1. Identify the CRITICAL roles within a company.
Always start with the CEO/Owner/President and work your way down. Typically, these roles start with Chief or Director. But they may also be employees who are not in the C-suite, but still critical, such as security, facility managers, business continuity and IT professionals.
2. Identify a current person in the company who can step into the critical role as a temporary successor
This can be an assistant director, second in command, another senior leader or EVEN the immediate supervisor of the role in question. Again, keep in mind that succession plans are meant to identify someone who can temporarily fill the gap left by a sudden absence. These have the potential (and are likely) to become permanent roles for the successor but in a crisis situation, the last thing we should worry about is permanence.
3. TELL the successor….and everyone else
I cannot tell you how many business owners I have worked with who know exactly who they would want to take over should something happen to them….but never actually told that person. Make sure to tell the successor and share this with other executives and senior leaders. The last thing you want is a disputed succession in a crisis situation. Make it clear to everyone who will take over in what circumstances. To make them feel better, point out that it is temporary and the successor would still have to prove their capability if they want the role permanently.
4. Train the successor
Develop a training plan to get the successor up to speed on the key functions of the role. This may also include system, financial and physical access that they would not have had otherwise. Depending on the company, you can provide all of this access to the successor OR have protocols in place that can quickly gain them the access they need once needed based on pre-defined triggers. But some access, such as to financial and bank accounts, can take weeks to process and maybe even longer if the person who previously held that role is the only one with access and have strict locks and controls in place about who can access it. This could cause a nightmare so either provide the successor with access now or make absolutely sure you have a process in place to quickly get it to them.
5. Write it down

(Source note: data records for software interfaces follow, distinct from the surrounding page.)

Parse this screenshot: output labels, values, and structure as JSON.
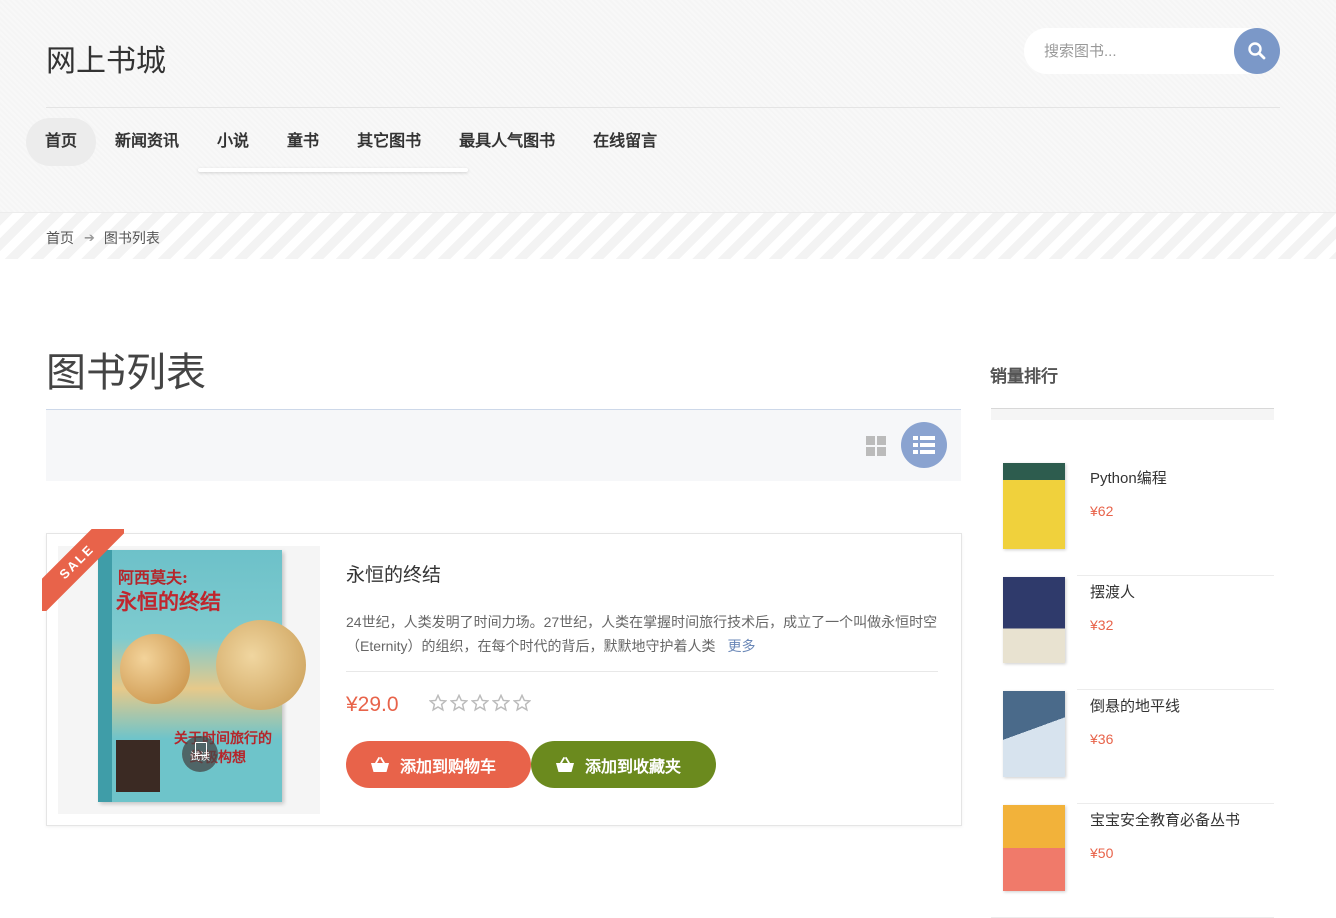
{
  "site": {
    "logo": "网上书城"
  },
  "search": {
    "placeholder": "搜索图书..."
  },
  "nav": {
    "items": [
      {
        "label": "首页"
      },
      {
        "label": "新闻资讯"
      },
      {
        "label": "小说"
      },
      {
        "label": "童书"
      },
      {
        "label": "其它图书"
      },
      {
        "label": "最具人气图书"
      },
      {
        "label": "在线留言"
      }
    ],
    "active": "首页"
  },
  "breadcrumb": {
    "home": "首页",
    "current": "图书列表"
  },
  "main": {
    "title": "图书列表"
  },
  "product": {
    "badge": "SALE",
    "title": "永恒的终结",
    "description": "24世纪，人类发明了时间力场。27世纪，人类在掌握时间旅行技术后，成立了一个叫做永恒时空（Eternity）的组织，在每个时代的背后，默默地守护着人类",
    "more": "更多",
    "price": "¥29.0",
    "rating": 0,
    "rating_max": 5,
    "try_read": "试读",
    "add_cart": "添加到购物车",
    "add_fav": "添加到收藏夹",
    "cover": {
      "author": "阿西莫夫:",
      "title": "永恒的终结",
      "line3": "关于时间旅行的",
      "line4": "终极构想"
    }
  },
  "sidebar": {
    "title": "销量排行",
    "items": [
      {
        "name": "Python编程",
        "price": "¥62",
        "cover_color": "#2d5c4e"
      },
      {
        "name": "摆渡人",
        "price": "¥32",
        "cover_color": "#2f3a6b"
      },
      {
        "name": "倒悬的地平线",
        "price": "¥36",
        "cover_color": "#4a6a8a"
      },
      {
        "name": "宝宝安全教育必备丛书",
        "price": "¥50",
        "cover_color": "#f2b23a"
      }
    ]
  },
  "colors": {
    "accent_red": "#e8634a",
    "accent_green": "#6b8a1e",
    "accent_blue": "#7b98c8"
  }
}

This is not a will. You don’t need to get teams of lawyers involved. This is not a commitment, promise or contract. It is just a plan. While I have seen succession plans that are many pages long, most of the information above can be written on a single page. Simply include:
· The role and job description
· The current person in that job
· The successor
· How the successor will be cross trained
· The systems, tools, financials and physical access they need to step in
· A date when this succession plan is effective(usually the day the document is written)
If you want to see an example of a succession plan or have questions, email firstname.lastname@example.org we can help point you to the resources that you need.
President - Tempest Risk Management
Many clients Tempest Risk Management works with need help with developing policies and procedures that demonstrate compliance within a regulated industry. So how does one go about writing policies and procedures for a company that hasn’t even opened it’s doors? While this can be a tricky process to navigate, often requiring several revisions of the policies and procedures, here are some best demonstrated practices that we have found can help produce the documents that regulators are looking for.